### INFORMATION ###

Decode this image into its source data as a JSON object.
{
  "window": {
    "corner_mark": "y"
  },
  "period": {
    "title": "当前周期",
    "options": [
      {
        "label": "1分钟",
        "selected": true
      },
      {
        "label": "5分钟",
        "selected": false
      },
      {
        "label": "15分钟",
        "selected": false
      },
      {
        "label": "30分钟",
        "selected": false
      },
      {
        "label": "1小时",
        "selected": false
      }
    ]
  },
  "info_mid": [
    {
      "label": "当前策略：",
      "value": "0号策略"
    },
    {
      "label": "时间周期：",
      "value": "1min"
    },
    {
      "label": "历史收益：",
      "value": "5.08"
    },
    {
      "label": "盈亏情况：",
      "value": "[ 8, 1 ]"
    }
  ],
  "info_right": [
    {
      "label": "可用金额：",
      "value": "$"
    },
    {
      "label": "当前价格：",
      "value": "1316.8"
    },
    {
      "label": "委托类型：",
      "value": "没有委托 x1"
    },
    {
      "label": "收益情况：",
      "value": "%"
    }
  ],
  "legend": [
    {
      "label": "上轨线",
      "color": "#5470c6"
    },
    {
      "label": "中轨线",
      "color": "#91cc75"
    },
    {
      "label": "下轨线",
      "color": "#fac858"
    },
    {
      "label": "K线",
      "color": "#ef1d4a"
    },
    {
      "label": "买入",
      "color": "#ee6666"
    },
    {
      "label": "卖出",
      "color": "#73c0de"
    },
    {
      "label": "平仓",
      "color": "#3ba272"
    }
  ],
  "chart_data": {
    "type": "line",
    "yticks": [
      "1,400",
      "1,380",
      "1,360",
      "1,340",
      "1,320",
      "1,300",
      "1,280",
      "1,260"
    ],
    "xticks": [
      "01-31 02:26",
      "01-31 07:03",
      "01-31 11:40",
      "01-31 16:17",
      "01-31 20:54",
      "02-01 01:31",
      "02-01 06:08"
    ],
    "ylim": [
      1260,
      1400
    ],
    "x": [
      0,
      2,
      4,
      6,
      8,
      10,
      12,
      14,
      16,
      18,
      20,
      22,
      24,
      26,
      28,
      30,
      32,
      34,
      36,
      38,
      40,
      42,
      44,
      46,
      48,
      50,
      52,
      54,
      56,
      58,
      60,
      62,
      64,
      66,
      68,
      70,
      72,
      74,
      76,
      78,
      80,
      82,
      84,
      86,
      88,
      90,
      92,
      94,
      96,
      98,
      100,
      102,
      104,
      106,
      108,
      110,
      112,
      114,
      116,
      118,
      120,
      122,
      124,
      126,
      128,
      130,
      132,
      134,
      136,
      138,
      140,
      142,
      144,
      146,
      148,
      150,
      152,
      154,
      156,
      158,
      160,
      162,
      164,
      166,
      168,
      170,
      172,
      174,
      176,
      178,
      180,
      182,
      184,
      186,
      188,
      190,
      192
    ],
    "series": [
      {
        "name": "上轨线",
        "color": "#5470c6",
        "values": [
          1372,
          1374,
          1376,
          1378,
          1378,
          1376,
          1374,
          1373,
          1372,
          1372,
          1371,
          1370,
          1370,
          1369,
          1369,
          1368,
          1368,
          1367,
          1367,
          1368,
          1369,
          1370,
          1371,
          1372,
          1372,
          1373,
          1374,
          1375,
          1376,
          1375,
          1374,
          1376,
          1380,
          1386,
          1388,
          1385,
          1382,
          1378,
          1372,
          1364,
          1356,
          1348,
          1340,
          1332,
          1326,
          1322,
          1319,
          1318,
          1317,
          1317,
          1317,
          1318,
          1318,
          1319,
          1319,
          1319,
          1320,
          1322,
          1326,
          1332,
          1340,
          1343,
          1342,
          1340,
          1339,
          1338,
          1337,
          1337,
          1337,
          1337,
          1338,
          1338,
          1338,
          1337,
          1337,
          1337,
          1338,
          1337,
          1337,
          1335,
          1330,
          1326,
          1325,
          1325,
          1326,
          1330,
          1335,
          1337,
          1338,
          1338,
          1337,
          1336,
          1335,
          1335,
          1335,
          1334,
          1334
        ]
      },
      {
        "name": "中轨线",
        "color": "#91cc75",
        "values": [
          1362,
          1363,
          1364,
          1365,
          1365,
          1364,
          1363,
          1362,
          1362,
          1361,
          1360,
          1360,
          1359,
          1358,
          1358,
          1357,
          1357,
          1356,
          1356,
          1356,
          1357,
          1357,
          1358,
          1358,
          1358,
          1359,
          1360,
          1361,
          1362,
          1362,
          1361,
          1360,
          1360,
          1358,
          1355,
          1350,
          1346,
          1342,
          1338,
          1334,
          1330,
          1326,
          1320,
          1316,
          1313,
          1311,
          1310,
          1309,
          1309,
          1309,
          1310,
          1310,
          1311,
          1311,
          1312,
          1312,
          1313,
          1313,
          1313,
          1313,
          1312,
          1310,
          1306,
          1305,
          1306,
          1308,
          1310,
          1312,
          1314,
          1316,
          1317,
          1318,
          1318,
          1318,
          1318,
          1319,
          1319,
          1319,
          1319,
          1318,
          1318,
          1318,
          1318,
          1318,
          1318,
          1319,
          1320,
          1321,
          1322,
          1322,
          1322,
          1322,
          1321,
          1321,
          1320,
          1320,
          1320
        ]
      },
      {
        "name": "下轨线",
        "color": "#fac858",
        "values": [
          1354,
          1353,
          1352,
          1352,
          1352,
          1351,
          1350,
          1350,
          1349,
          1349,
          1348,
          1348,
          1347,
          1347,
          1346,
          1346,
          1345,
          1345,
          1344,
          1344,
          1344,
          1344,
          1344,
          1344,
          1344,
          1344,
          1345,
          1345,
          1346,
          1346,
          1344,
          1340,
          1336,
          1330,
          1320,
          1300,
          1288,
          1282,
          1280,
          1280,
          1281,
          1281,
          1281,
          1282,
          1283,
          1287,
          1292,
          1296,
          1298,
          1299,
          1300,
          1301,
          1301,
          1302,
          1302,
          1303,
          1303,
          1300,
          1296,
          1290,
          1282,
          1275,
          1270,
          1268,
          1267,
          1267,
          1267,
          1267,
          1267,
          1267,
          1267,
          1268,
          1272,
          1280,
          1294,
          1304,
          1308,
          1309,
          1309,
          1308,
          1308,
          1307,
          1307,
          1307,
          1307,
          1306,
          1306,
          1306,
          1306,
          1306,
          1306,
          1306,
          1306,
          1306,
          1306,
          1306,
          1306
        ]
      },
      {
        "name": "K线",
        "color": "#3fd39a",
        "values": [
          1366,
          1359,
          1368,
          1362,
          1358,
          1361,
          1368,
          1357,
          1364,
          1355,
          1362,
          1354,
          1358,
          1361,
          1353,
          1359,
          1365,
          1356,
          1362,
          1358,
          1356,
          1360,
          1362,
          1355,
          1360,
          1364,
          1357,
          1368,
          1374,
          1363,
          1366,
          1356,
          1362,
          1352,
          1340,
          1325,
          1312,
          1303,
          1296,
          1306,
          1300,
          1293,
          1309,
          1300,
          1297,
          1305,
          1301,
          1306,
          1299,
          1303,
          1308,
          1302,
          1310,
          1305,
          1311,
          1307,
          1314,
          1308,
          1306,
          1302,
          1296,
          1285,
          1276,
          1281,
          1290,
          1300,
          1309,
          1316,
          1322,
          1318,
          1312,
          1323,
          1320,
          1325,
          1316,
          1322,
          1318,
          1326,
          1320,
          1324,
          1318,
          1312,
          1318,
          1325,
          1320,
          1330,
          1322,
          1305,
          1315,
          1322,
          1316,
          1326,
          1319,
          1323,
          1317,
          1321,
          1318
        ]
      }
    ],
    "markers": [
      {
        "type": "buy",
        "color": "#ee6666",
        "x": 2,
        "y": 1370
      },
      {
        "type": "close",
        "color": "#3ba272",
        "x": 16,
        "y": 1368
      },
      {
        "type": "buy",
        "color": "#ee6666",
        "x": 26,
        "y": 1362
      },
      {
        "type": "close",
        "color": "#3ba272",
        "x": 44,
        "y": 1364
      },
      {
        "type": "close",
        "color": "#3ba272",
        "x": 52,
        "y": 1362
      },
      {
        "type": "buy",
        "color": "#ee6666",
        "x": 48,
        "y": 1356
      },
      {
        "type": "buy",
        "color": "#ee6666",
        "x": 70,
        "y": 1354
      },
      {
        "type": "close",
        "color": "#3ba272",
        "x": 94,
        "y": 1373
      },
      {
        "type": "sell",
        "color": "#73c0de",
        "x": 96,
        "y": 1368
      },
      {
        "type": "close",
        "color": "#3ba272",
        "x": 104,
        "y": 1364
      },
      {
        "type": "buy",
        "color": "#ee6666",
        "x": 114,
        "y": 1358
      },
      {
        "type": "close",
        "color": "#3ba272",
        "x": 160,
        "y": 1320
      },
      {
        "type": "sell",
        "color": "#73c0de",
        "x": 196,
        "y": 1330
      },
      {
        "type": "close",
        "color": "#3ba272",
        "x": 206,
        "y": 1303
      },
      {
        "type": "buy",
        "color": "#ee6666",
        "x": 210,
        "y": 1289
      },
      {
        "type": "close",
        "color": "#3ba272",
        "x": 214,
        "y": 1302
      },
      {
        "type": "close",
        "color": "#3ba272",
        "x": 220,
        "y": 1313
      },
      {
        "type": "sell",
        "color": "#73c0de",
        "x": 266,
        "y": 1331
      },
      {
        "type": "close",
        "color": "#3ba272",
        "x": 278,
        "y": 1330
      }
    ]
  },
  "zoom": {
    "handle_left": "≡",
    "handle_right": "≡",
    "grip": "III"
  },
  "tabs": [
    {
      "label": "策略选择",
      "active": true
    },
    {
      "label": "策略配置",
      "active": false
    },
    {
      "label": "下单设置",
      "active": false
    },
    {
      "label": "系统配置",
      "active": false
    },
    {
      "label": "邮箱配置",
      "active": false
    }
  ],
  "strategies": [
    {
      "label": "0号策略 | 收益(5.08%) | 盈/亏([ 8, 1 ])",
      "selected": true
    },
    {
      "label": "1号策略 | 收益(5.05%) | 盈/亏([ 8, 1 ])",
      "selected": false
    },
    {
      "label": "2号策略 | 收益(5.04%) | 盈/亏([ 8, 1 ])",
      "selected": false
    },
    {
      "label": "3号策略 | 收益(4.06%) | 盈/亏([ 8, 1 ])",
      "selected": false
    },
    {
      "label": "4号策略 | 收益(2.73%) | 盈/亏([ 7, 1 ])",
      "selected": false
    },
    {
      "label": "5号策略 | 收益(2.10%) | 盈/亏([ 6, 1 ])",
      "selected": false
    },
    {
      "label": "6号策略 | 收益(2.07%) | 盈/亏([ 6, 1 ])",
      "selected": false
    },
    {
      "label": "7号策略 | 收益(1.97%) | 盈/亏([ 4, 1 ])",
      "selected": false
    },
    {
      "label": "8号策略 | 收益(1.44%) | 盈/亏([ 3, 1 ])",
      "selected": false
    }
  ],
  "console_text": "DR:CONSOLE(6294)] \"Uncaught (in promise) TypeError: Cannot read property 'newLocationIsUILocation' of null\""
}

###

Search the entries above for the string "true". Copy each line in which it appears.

        "selected": true
      "active": true
      "selected": true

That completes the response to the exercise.